Title from title screen of research.pdf file (viewed on September 25, 2007)
Includes bibliographical references.
Thesis (Ed. D.) University of Missouri-Columbia 2007.
Dissertations, Academic -- University of Missouri--Columbia -- Educational leadership and policy analysis.

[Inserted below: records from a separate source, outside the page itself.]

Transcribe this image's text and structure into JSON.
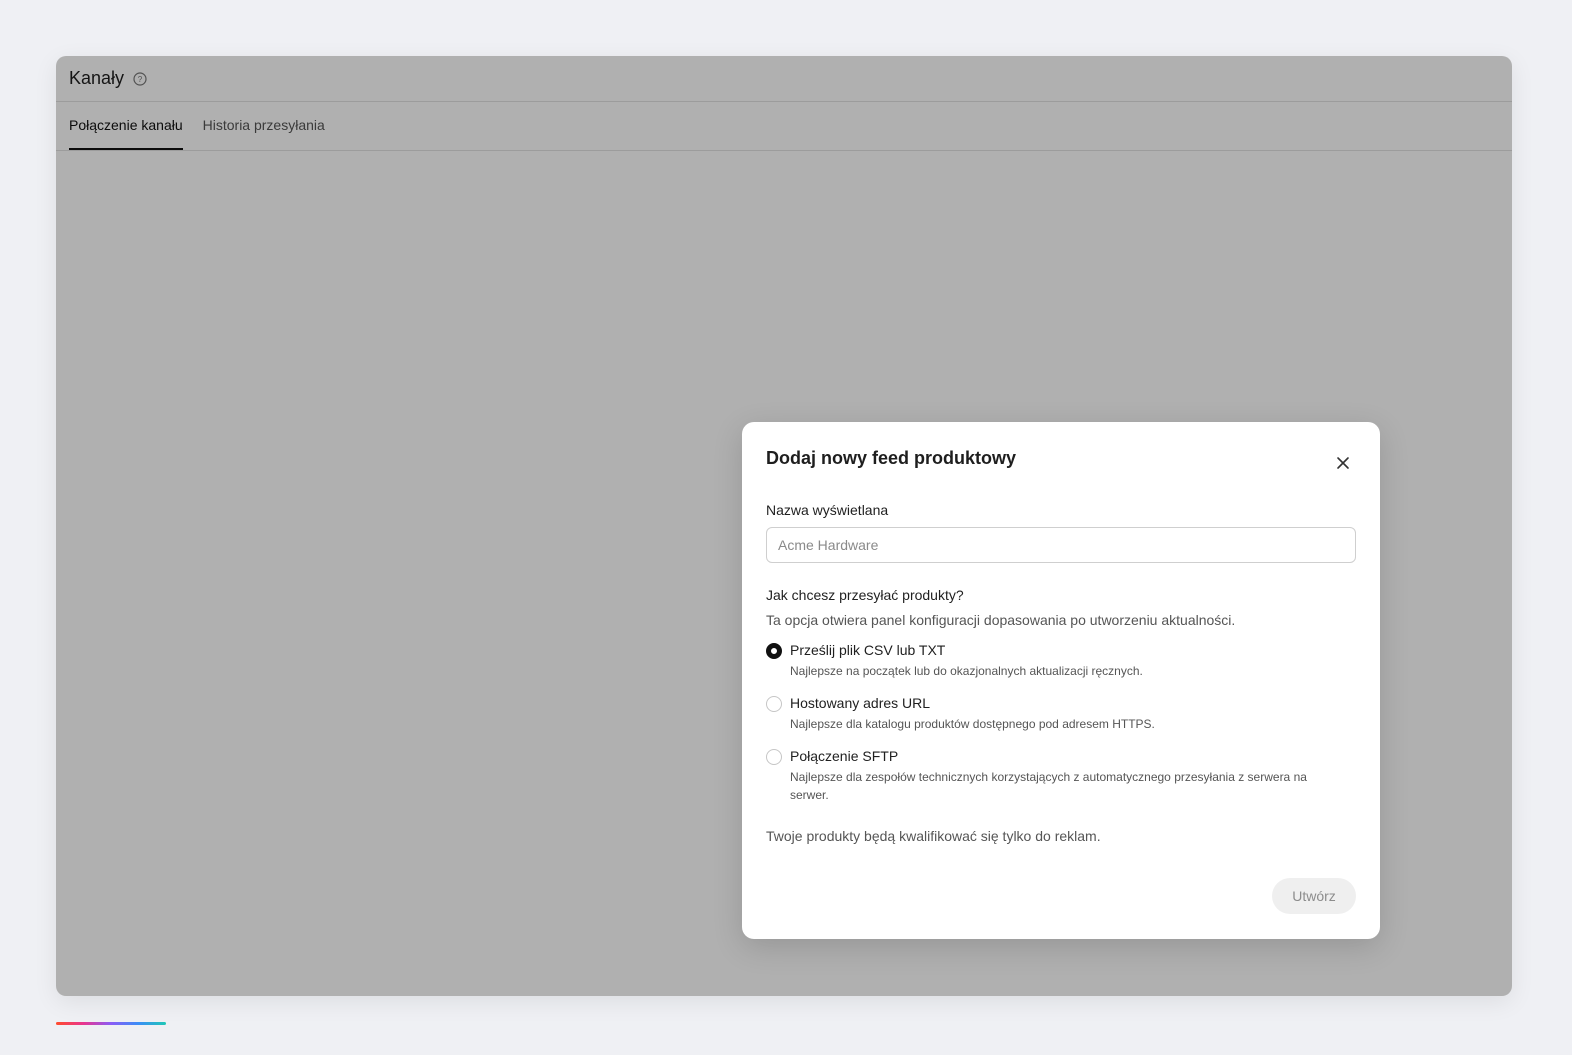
{
  "header": {
    "title": "Kanały",
    "help_icon": "question-circle-icon"
  },
  "tabs": [
    {
      "label": "Połączenie kanału",
      "active": true
    },
    {
      "label": "Historia przesyłania",
      "active": false
    }
  ],
  "modal": {
    "title": "Dodaj nowy feed produktowy",
    "close_icon": "close-icon",
    "name_label": "Nazwa wyświetlana",
    "name_placeholder": "Acme Hardware",
    "name_value": "",
    "question": "Jak chcesz przesyłać produkty?",
    "hint": "Ta opcja otwiera panel konfiguracji dopasowania po utworzeniu aktualności.",
    "options": [
      {
        "label": "Prześlij plik CSV lub TXT",
        "description": "Najlepsze na początek lub do okazjonalnych aktualizacji ręcznych.",
        "selected": true
      },
      {
        "label": "Hostowany adres URL",
        "description": "Najlepsze dla katalogu produktów dostępnego pod adresem HTTPS.",
        "selected": false
      },
      {
        "label": "Połączenie SFTP",
        "description": "Najlepsze dla zespołów technicznych korzystających z automatycznego przesyłania z serwera na serwer.",
        "selected": false
      }
    ],
    "footer_note": "Twoje produkty będą kwalifikować się tylko do reklam.",
    "create_label": "Utwórz"
  },
  "colors": {
    "overlay": "#000000",
    "selected_radio": "#111111",
    "disabled_button_bg": "#efefef",
    "page_background": "#eff0f4"
  }
}
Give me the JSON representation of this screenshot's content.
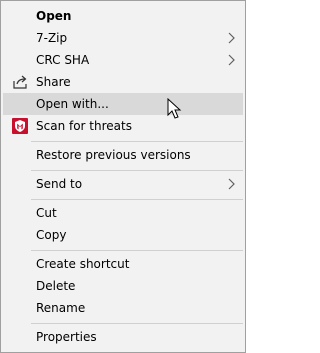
{
  "menu": {
    "items": [
      {
        "label": "Open",
        "bold": true
      },
      {
        "label": "7-Zip",
        "submenu": true
      },
      {
        "label": "CRC SHA",
        "submenu": true
      },
      {
        "label": "Share",
        "icon": "share-icon"
      },
      {
        "label": "Open with...",
        "hovered": true
      },
      {
        "label": "Scan for threats",
        "icon": "mcafee-shield-icon"
      },
      {
        "label": "Restore previous versions"
      },
      {
        "label": "Send to",
        "submenu": true
      },
      {
        "label": "Cut"
      },
      {
        "label": "Copy"
      },
      {
        "label": "Create shortcut"
      },
      {
        "label": "Delete"
      },
      {
        "label": "Rename"
      },
      {
        "label": "Properties"
      }
    ]
  },
  "colors": {
    "menu_background": "#f2f2f2",
    "hover_background": "#d9d9d9",
    "separator": "#d0d0d0",
    "mcafee_red": "#c8102e"
  }
}
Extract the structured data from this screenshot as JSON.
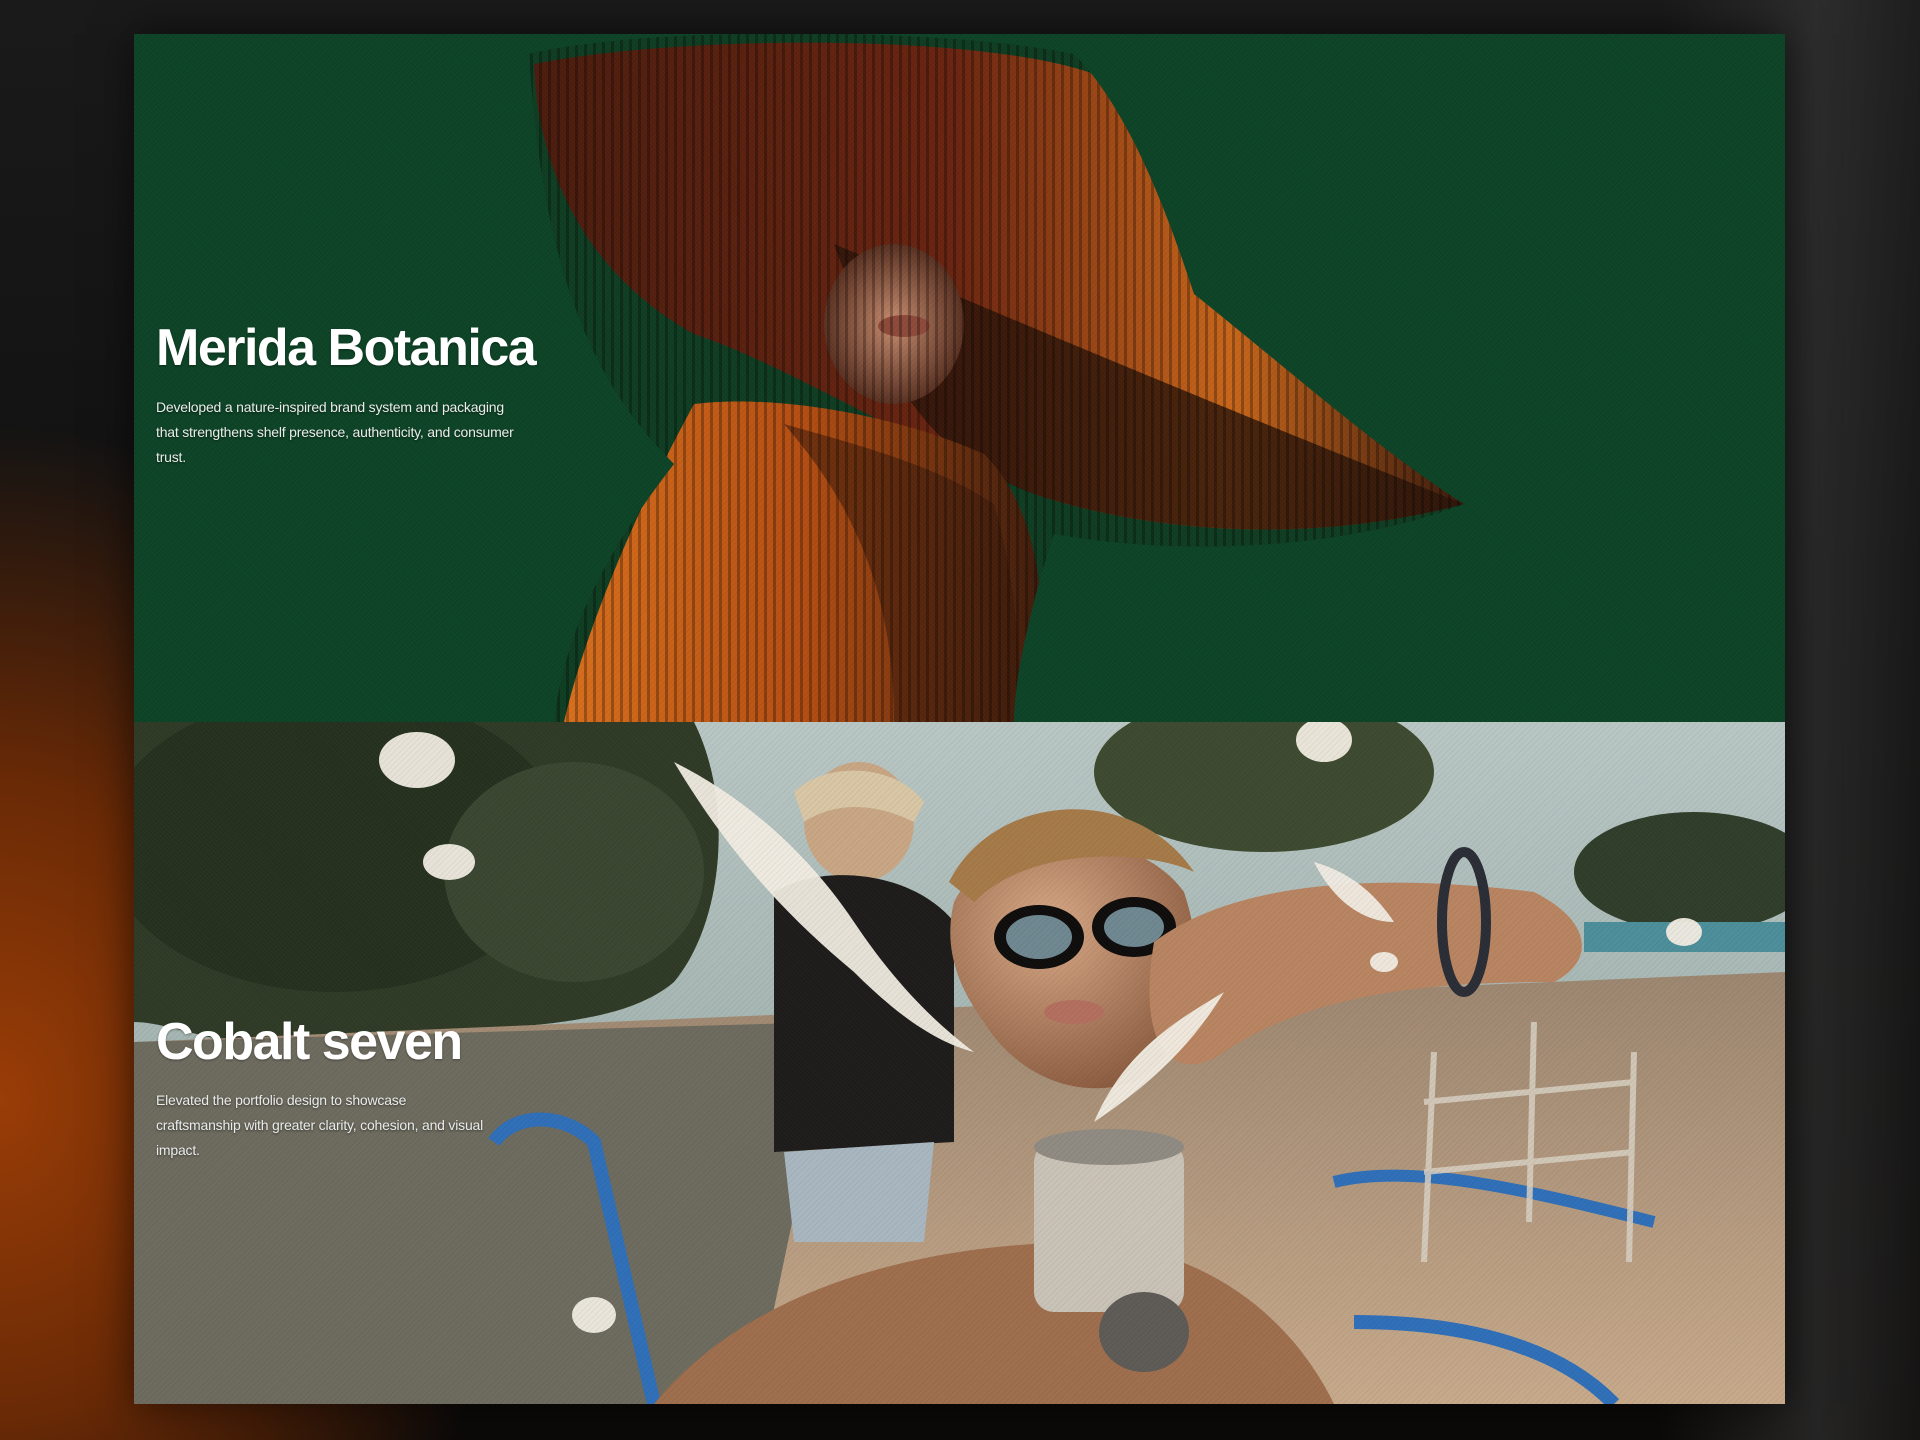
{
  "projects": [
    {
      "title": "Merida Botanica",
      "description": "Developed a nature-inspired brand system and packaging that strengthens shelf presence, authenticity, and consumer trust."
    },
    {
      "title": "Cobalt seven",
      "description": "Elevated the portfolio design to showcase craftsmanship with greater clarity, cohesion, and visual impact."
    }
  ],
  "colors": {
    "botanica_green": "#0d4326",
    "accent_orange": "#d9741a",
    "cobalt_blue": "#2f6fb8"
  }
}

Distance education can now be considered a viable means of providing higher education for many universities. In the study of Evaluating Distance Education: The Student Perspective, student opinions were sought to assist in providing information that will help institutions develop a distance education evaluation system by creating or choosing a proper student evaluation instrument and procedures that will provide valid and reliable answers in order to make applicable decisions. A survey was developed that covered topics that could assist in identifying the framework needed for the web-based evaluation system. The framework under study included: (a) evaluation design and format, (b) evaluation questions used and the manner in which they are constructed, (c) areas that should be emphasized, (d) frequencies of feedback and evaluation needed, and (e) the motivation required for valid and reliable responses. Items of importance to the student perspective were determined by calculating percentages of the student responses. Discoveries of student perspectives were made on the realization of course differences for traditional and web-based courses, the frequency of evaluations experienced during the length of courses, the amount of emphasis placed on questions in traditional and web-based courses, whether or not traditional evaluation instruments were appropriate for evaluating web-based courses, what students ranked highest as to the use of evaluation data, what motivates or de-motivates students to provided valid and reliable evaluation responses, what questions should be added to web-based course evaluations, whether or not additional feedback was requested during the course, whether students consider themselves as customers of the university, and whether or not students feel competent in the role as evaluator. In order for distance education evaluations to provide the necessary information that will assist distance education programs in meeting student needs and continue to be a viable delivery means of education for universities, this study advocates entire distance education evaluation system and instrument modifications. It further recommends the revision of evaluations used for blended courses to prevent the loss of valuable information.